A tempting alternative approach is to ‘normalise’ or ‘stabilise’ the neovessels4 (figure 1). These ‘stabilised’ blood vessels with structurally intact vessel walls (lumenisation) and proper perfusion could replenish the supply of oxygen and nutrients and, consequently, enable proper tendon regeneration4 7 (figure 1). Although normalisation of neovascularisations may sound like science fiction, recent discoveries in vascular biology offer new hope, as genes responsible for the stabilisation of neovessels have been identified recently.7 Among them, R-Ras is a small GTPase with a pivotal role in maintaining both proper vascular stabilisation and blood vessel lumenisation.7 It also supports endothelial cell survival.7 Lack of R-Ras, in turn, is associated with hyperpermeable neovessels in neovascular human diseases such as retinopathy and cancer and leads to improper lumenisation of blood vessels in ischaemic skeletal muscle.7 The re-introduction of R-Ras, in turn, stabilised the non-functional blood vessels, restoring proper lumen formation and perfusion and, most importantly, reversing hypoxia.7
The proposed hypoxia-induced pathogenesis for tendinopathy might seem at odds with Doppler ultrasound studies that have shown normal oxygen saturation in tendinopathic tendons.8 However, arterio-venous anastomoses are common in diseased tendons, providing a bypass route for circulation and thus a plausible explanation for the failure to detect reduced oxygen saturation in tendinopathic tendons.2 In the end, hypoxia is the only possible explanation for the reported high levels of lactate1 and particularly for the characteristic histopathological findings in tendinopathic tendons.2
The quest for new therapies in sports medicine should rely on the discoveries of basic science. The novel model presented proposes a pivotal role for hypoxia in the aetiopathogenesis of tendinopathy. Tendons respond to hypoxia by secreting angiogenic growth factors to induce the growth of neovessels (figure 1). Unfortunately, these neovessels are non-functional by nature, failing to deliver oxygen and nutrients required to reverse the prevailing hypoxia.

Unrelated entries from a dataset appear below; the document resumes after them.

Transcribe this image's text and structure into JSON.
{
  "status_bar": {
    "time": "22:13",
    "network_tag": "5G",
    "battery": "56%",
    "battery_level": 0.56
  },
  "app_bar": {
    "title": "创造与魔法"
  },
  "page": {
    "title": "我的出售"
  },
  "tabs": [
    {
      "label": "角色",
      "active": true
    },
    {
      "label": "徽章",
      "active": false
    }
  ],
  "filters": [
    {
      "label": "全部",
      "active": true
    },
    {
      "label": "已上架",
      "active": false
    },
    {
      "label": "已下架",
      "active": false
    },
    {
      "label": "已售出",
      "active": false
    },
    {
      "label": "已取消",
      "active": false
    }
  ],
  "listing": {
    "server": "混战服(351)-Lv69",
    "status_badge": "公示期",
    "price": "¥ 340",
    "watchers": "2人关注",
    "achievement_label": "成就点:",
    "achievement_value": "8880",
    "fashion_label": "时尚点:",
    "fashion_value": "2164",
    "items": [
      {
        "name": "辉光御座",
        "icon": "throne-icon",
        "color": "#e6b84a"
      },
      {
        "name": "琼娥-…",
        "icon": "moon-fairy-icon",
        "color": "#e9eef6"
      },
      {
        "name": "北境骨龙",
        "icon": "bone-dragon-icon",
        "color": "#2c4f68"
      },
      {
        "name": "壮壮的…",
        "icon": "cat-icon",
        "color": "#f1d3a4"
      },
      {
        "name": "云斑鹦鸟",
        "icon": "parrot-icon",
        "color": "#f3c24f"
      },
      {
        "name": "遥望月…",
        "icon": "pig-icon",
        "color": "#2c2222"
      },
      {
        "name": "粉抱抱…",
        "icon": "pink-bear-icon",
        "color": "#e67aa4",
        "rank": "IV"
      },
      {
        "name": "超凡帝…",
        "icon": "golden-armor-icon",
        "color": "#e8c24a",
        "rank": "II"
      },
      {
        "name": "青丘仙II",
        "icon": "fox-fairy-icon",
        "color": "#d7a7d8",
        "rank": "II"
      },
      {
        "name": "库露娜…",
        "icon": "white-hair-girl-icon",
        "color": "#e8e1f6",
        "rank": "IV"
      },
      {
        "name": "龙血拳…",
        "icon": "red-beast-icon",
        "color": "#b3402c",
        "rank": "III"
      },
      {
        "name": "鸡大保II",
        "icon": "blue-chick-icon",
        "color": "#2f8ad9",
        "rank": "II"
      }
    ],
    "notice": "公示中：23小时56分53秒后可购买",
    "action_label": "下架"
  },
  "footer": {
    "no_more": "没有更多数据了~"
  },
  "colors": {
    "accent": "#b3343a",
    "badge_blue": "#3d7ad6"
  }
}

Stabilisation of neovessels could offer a tempting future therapeutic approach for the treatment of tendinopathy.
Contributors TJ created the concept, wrote the manuscript and is the only author of the manuscript.
Funding This work was funded by the Academy of Finland, Päivikki and Sakari Sohlberg Foundation, and The Competitive State Research Financing of the Expert Responsibility Area of Tampere University Hospital.
Competing interests None declared.
Patient consent for publication Not required.
Provenance and peer review Not commissioned; externally peer reviewed.